"The rocks cored," said John, "have compositions that represent some of the deepest crust ever sampled. They’re unique in ocean drilling records, and provide an unprecedented opportunity to learn about formation of Earth’s crust."

More drilling to locate the mantle may take place in the same location; at the end of the expedition, the drill hole was open and in good condition, IODP scientists said, and ready to be drilled deeper.

Miller said scientists have a largely preconceived idea of how the Earth evolved, based on previously acquired geophysical data. "The types of rocks we recovered show that this interpretation is oversimplifying many of the features of the ocean’s crust. Each time we drill a hole, we learn that Earth’s structure is more complex. Our understanding of how the Earth evolved is changing accordingly."

The Integrated Ocean Drilling Program (IODP) is an international marine research drilling program dedicated to advancing scientific understanding of the Earth by monitoring and sampling sub-seafloor environments. Scientists affiliated with IODP are conducting research on its principal themes: the deep biosphere, environmental change, and solid earth cycles.

Cheryl Dybas | EurekAlert!
Further information:
http://www.nsf.gov

More articles from Earth Sciences:

nachricht NASA looks to solar eclipse to help understand Earth's energy system
21.07.2017 | NASA/Goddard Space Flight Center

nachricht Scientists shed light on carbon's descent into the deep Earth
19.07.2017 | European Synchrotron Radiation Facility

All articles from Earth Sciences >>>

The most recent press releases about innovation >>>

Die letzten 5 Focus-News des innovations-reports im Überblick:

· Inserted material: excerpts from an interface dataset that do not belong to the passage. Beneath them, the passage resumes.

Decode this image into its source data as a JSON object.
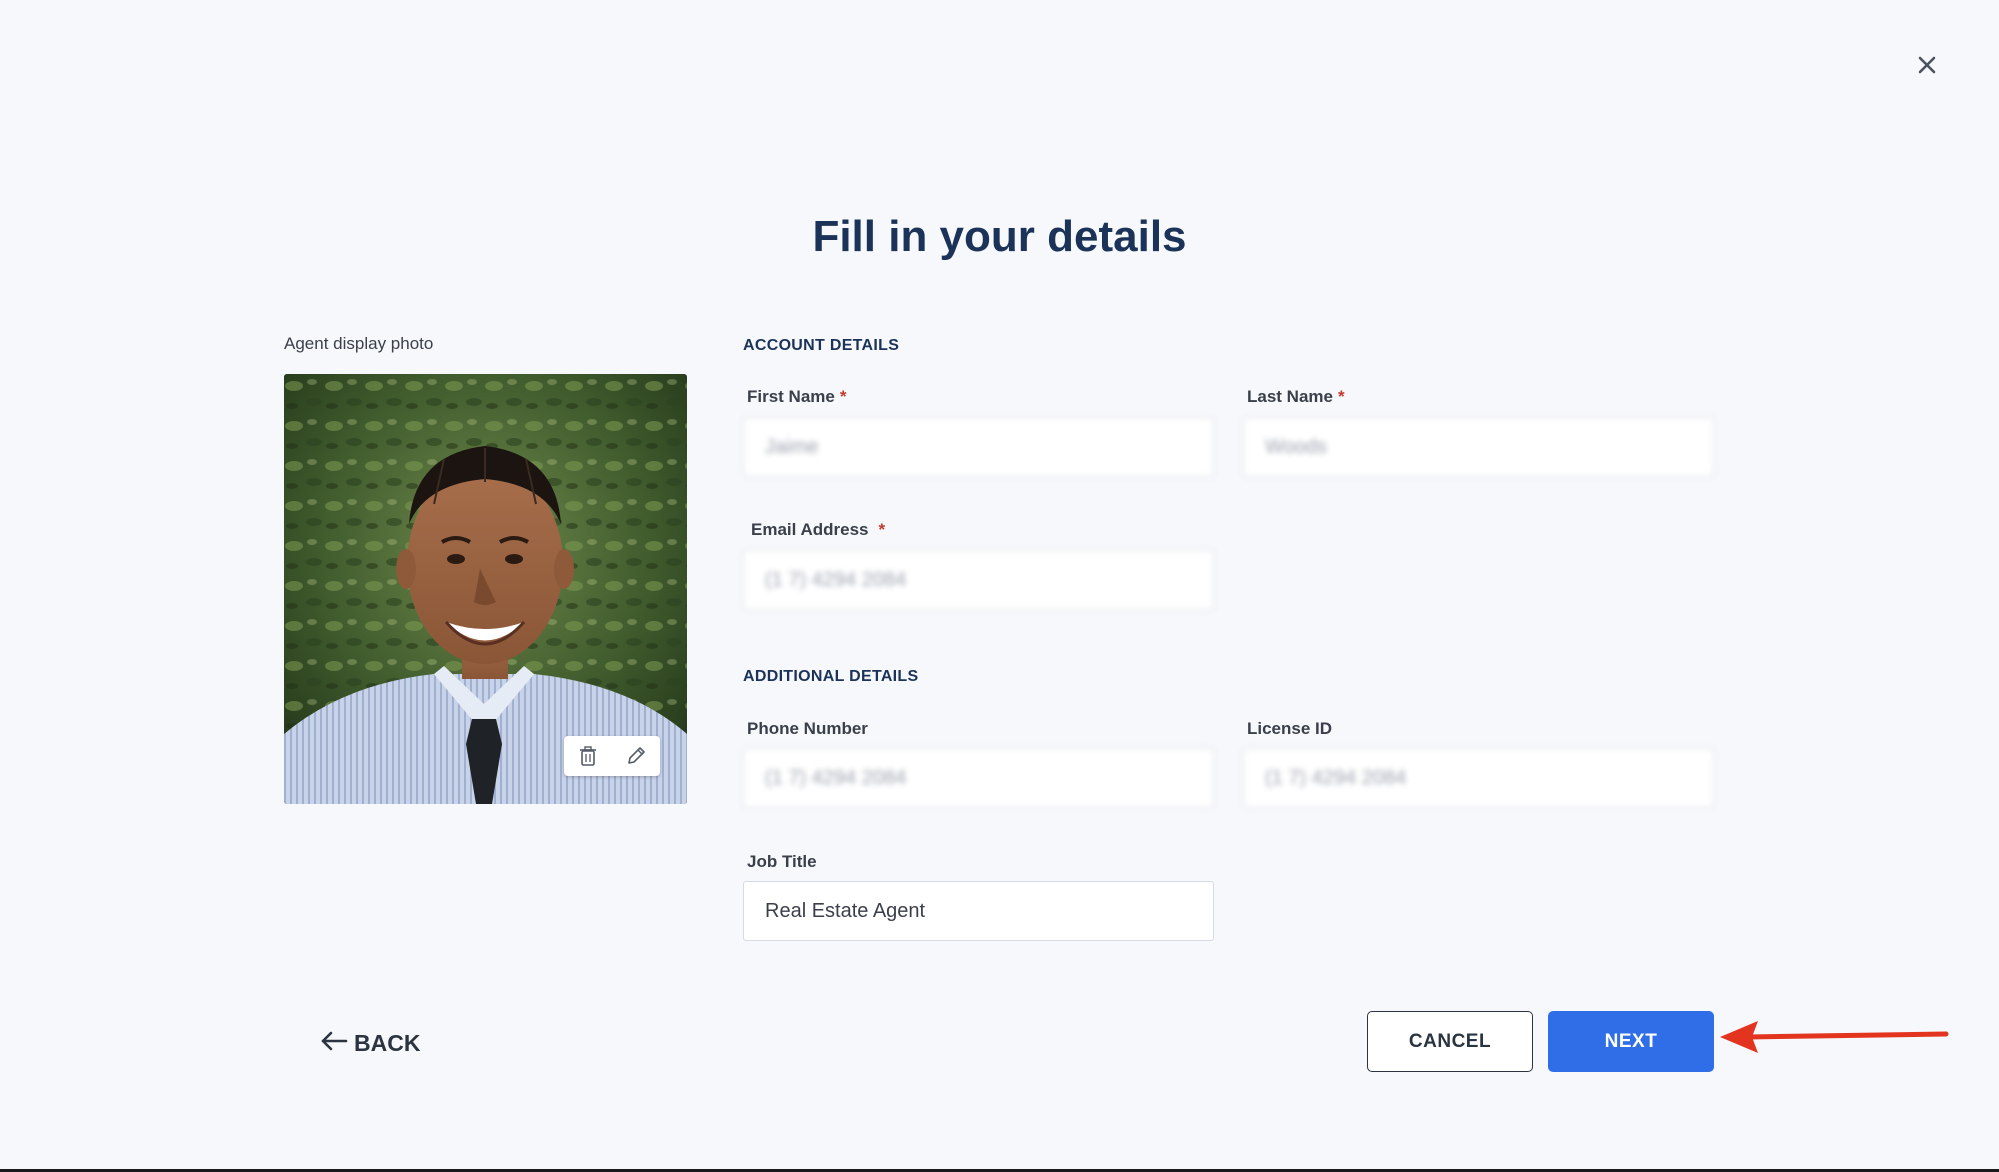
{
  "dialog": {
    "title": "Fill in your details"
  },
  "photo": {
    "label": "Agent display photo"
  },
  "account_section": {
    "heading": "ACCOUNT DETAILS",
    "first_name": {
      "label": "First Name",
      "required_mark": "*",
      "value": "Jaime"
    },
    "last_name": {
      "label": "Last Name",
      "required_mark": "*",
      "value": "Woods"
    },
    "email": {
      "label": "Email Address",
      "required_mark": "*",
      "value": "(1 7) 4294 2084"
    }
  },
  "additional_section": {
    "heading": "ADDITIONAL DETAILS",
    "phone": {
      "label": "Phone Number",
      "value": "(1 7) 4294 2084"
    },
    "license": {
      "label": "License ID",
      "value": "(1 7) 4294 2084"
    },
    "job_title": {
      "label": "Job Title",
      "value": "Real Estate Agent"
    }
  },
  "actions": {
    "back_label": "BACK",
    "cancel_label": "CANCEL",
    "next_label": "NEXT"
  },
  "colors": {
    "primary": "#2f6ee6",
    "heading": "#1b3358",
    "required": "#c0392b",
    "annotation": "#e3341f",
    "background": "#f6f8fb"
  },
  "icons": {
    "close": "close-icon",
    "delete": "trash-icon",
    "edit": "pencil-icon",
    "back": "arrow-left-icon"
  }
}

Im Focus: 3-D scanning with water

3-D shape acquisition using water displacement as the shape sensor for the reconstruction of complex objects

A global team of computer scientists and engineers have developed an innovative technique that more completely reconstructs challenging 3D objects. An ancient...

Im Focus: Manipulating Electron Spins Without Loss of Information

Physicists have developed a new technique that uses electrical voltages to control the electron spin on a chip. The newly-developed method provides protection from spin decay, meaning that the contained information can be maintained and transmitted over comparatively large distances, as has been demonstrated by a team from the University of Basel’s Department of Physics and the Swiss Nanoscience Institute. The results have been published in Physical Review X.

For several years, researchers have been trying to use the spin of an electron to store and transmit information. The spin of each electron is always coupled...

Im Focus: The proton precisely weighted

What is the mass of a proton? Scientists from Germany and Japan successfully did an important step towards the most exact knowledge of this fundamental constant. By means of precision measurements on a single proton, they could improve the precision by a factor of three and also correct the existing value.

To determine the mass of a single proton still more accurate – a group of physicists led by Klaus Blaum and Sven Sturm of the Max Planck Institute for Nuclear...

Im Focus: On the way to a biological alternative

A bacterial enzyme enables reactions that open up alternatives to key industrial chemical processes

The research team of Prof. Dr. Oliver Einsle at the University of Freiburg's Institute of Biochemistry has long been exploring the functioning of nitrogenase....

Im Focus: The 1 trillion tonne iceberg

Larsen C Ice Shelf rift finally breaks through

A one trillion tonne iceberg - one of the biggest ever recorded -- has calved away from the Larsen C Ice Shelf in Antarctica, after a rift in the ice,...

All Focus news of the innovation-report >>>

Anzeige

Anzeige

Event News

Closing the Sustainability Circle: Protection of Food with Biobased Materials

21.07.2017 | Event News

»We are bringing Additive Manufacturing to SMEs«

19.07.2017 | Event News

The technology with a feel for feelings

12.07.2017 | Event News

 
Latest News

Ultrathin device harvests electricity from human motion

24.07.2017 | Power and Electrical Engineering

Scientists announce the quest for high-index materials

24.07.2017 | Materials Sciences

ADIR Project: Lasers Recover Valuable Materials

24.07.2017 | Materials Sciences

VideoLinks
B2B-VideoLinks
More VideoLinks >>>